● Task to carry out: Extract each line holding the word "this" from the entries.

[[ Extracted material, beginning ]]

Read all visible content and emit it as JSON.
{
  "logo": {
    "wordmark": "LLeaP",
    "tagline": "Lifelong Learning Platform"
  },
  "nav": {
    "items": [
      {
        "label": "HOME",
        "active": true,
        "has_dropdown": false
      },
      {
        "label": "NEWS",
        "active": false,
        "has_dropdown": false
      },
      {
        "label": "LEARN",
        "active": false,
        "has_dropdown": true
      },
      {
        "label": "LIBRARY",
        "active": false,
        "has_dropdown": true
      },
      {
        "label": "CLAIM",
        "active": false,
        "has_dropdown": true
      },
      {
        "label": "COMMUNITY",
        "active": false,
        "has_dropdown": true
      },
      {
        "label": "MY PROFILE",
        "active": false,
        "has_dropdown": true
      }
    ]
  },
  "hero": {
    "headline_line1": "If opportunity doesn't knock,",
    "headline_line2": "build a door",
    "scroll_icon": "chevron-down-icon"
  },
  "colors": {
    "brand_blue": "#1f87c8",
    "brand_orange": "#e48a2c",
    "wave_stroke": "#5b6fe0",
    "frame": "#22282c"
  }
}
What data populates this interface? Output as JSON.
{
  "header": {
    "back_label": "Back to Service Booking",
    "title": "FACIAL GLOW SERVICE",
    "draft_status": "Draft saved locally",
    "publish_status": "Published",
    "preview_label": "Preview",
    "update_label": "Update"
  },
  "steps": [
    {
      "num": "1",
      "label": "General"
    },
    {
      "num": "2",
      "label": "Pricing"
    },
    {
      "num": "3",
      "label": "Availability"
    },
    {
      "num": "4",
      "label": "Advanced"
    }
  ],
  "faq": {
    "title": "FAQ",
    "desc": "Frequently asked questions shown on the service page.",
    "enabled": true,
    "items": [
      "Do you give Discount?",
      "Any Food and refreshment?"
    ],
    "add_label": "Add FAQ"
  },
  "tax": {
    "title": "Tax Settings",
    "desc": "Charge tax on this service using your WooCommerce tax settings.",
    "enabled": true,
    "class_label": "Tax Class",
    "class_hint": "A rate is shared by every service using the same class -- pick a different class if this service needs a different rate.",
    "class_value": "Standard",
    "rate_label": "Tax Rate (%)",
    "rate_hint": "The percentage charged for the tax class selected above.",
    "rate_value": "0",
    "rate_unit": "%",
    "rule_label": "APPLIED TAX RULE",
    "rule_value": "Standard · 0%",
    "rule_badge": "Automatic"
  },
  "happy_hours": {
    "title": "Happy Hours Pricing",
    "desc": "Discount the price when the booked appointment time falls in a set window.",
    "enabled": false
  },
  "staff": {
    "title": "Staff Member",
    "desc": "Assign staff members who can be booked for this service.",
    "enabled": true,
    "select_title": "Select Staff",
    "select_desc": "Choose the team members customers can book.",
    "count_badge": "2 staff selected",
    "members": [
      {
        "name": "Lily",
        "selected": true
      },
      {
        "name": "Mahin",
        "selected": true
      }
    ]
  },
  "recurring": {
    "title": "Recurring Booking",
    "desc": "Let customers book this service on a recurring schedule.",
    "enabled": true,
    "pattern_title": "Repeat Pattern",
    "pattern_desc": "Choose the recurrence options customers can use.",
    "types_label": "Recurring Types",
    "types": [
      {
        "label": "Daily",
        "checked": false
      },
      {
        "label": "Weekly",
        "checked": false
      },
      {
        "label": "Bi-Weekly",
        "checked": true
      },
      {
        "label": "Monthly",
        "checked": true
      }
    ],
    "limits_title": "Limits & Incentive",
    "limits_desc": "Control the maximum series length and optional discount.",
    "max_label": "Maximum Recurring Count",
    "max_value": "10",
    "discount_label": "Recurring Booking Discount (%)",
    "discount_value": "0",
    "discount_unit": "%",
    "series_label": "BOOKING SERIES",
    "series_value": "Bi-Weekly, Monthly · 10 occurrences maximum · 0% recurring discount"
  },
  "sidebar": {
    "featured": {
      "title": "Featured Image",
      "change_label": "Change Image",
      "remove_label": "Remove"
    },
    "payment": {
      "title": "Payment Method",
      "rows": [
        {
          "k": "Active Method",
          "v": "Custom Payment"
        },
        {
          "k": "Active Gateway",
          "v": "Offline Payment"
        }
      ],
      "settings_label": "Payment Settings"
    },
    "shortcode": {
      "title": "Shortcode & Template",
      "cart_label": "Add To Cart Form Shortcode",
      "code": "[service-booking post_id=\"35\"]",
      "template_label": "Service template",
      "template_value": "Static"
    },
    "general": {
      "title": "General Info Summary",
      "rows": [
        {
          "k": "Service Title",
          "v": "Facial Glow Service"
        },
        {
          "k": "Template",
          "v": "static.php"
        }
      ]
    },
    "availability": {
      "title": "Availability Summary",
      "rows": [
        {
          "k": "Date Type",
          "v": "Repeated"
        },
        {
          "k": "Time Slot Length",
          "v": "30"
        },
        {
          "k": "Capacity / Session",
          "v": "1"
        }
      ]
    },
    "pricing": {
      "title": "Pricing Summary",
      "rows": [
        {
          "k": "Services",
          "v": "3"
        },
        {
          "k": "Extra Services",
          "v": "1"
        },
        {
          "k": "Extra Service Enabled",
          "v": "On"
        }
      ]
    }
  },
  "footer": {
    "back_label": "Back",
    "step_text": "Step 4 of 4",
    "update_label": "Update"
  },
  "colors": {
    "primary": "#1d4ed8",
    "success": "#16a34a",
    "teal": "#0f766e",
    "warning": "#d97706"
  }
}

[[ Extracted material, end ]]

● Answer section:
What data populates this interface? Output as JSON.
    "desc": "Charge tax on this service using your WooCommerce tax settings.",
    "class_hint": "A rate is shared by every service using the same class -- pick a different class if this service needs a different rate.",
    "desc": "Assign staff members who can be booked for this service.",
    "desc": "Let customers book this service on a recurring schedule.",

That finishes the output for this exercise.